=== Try it ===
Pull every line containing "data" out of the material below.

=== Material provided ===
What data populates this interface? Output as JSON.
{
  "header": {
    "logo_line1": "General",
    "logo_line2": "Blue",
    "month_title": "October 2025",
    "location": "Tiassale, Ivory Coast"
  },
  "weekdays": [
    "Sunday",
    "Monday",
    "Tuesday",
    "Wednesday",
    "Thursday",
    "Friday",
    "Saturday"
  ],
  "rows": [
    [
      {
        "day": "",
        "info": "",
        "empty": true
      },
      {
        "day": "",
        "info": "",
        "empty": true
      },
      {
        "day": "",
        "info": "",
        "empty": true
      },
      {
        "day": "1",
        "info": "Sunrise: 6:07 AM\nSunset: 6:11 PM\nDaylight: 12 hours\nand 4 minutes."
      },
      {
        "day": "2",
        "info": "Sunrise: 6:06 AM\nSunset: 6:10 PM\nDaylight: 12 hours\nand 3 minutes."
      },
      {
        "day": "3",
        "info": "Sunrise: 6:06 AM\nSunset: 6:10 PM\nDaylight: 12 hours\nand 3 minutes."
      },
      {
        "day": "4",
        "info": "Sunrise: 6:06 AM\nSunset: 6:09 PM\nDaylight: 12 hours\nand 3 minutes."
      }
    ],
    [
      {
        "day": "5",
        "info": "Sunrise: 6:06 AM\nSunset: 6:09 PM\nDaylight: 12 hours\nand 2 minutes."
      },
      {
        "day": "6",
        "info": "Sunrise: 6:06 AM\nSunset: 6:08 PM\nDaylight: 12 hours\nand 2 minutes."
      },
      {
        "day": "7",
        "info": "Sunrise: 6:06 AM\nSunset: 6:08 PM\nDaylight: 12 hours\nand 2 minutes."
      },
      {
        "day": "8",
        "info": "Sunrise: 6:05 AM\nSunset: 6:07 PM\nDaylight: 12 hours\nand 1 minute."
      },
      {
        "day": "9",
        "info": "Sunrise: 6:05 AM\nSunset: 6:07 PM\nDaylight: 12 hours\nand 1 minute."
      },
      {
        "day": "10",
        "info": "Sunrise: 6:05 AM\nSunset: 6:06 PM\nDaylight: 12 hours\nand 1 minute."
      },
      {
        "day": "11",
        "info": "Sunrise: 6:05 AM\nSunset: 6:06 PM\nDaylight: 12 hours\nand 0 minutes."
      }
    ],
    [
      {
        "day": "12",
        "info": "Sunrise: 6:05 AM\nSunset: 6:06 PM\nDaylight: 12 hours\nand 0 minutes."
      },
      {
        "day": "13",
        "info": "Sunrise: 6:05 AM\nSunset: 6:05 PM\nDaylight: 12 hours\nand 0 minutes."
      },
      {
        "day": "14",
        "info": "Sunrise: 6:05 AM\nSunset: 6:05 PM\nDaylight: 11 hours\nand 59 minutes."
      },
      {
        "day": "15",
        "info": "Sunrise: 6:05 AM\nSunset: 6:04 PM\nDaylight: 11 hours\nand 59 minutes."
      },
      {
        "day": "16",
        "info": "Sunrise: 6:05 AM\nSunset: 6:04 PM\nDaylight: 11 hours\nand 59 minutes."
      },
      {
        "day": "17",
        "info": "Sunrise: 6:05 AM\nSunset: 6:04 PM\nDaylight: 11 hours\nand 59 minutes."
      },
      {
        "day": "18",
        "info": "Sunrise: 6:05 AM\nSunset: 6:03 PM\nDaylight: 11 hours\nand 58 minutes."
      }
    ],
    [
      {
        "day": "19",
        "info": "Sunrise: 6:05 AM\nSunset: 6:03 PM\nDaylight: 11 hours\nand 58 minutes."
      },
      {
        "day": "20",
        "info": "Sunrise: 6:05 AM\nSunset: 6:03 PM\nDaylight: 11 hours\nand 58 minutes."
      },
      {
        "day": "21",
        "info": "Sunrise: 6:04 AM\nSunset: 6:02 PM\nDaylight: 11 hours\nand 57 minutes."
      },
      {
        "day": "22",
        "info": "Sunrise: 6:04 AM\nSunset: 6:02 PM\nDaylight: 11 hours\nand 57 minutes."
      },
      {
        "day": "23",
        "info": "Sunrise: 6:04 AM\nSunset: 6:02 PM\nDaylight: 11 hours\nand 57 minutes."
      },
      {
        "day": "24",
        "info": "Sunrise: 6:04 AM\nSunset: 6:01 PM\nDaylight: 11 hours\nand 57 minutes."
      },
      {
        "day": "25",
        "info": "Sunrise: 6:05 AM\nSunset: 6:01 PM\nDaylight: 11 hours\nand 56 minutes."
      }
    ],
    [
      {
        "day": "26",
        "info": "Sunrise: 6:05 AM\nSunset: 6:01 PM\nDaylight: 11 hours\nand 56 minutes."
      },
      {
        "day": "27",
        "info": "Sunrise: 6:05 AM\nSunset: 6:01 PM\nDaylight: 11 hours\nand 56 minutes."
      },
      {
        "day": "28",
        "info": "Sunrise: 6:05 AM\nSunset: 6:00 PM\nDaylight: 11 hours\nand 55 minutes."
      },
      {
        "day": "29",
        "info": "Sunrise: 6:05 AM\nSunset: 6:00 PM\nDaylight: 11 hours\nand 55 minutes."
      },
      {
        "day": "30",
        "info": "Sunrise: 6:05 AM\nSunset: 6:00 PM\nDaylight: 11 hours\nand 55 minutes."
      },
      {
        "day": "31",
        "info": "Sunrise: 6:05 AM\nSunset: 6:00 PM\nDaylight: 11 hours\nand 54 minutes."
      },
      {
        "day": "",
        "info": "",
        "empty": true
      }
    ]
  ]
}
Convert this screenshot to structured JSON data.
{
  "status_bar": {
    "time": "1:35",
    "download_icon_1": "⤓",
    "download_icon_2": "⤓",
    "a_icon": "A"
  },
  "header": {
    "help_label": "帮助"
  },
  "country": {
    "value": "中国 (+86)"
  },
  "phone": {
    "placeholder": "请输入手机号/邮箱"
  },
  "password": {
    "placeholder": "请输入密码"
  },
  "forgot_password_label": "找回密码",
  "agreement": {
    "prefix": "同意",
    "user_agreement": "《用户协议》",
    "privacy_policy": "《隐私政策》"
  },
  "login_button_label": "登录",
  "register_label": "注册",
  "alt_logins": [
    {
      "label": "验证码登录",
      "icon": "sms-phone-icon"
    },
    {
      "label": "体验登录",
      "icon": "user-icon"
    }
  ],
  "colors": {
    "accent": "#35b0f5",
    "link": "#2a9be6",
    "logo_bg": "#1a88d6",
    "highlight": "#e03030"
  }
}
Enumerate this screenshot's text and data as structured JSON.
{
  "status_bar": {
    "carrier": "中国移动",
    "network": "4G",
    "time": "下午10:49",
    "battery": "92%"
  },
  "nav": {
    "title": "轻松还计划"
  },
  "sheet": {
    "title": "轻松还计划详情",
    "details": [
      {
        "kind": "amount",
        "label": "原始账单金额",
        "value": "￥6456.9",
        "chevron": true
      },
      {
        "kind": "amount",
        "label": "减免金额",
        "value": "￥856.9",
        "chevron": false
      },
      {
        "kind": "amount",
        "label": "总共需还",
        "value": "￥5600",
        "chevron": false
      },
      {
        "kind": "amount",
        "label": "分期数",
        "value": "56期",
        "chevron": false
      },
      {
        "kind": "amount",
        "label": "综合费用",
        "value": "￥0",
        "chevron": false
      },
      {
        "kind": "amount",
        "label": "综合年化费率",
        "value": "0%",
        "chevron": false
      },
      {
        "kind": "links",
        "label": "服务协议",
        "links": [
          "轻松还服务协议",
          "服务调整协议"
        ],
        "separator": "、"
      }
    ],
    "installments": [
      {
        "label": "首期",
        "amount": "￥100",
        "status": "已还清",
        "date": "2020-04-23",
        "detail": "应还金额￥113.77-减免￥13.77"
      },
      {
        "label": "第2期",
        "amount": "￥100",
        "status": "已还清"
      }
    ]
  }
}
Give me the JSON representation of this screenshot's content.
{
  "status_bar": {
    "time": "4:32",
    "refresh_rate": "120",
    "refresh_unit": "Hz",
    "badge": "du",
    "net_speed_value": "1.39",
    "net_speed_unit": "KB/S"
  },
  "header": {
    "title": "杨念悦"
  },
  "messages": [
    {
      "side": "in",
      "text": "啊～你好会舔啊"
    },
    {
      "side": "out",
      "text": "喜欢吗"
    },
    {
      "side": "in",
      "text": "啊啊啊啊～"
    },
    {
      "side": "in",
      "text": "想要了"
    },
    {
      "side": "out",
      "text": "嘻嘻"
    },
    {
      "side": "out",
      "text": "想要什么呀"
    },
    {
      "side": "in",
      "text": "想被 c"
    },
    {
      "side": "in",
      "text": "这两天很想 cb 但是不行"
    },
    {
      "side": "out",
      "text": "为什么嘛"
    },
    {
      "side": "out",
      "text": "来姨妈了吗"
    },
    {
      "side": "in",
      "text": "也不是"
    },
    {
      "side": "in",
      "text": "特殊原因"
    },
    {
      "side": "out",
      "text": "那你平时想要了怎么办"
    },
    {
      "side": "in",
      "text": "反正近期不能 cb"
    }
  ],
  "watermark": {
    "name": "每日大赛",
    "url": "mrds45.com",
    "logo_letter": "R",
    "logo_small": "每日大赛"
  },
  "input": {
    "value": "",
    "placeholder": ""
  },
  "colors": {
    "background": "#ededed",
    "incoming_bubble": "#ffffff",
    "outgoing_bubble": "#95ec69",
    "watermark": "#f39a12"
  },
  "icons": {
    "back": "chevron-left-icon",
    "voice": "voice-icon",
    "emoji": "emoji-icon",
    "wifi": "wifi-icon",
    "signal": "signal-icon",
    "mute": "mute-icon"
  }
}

=== Response ===
What data populates this interface? Output as JSON.
Convert this screenshot to structured JSON data.
Enumerate this screenshot's text and data as structured JSON.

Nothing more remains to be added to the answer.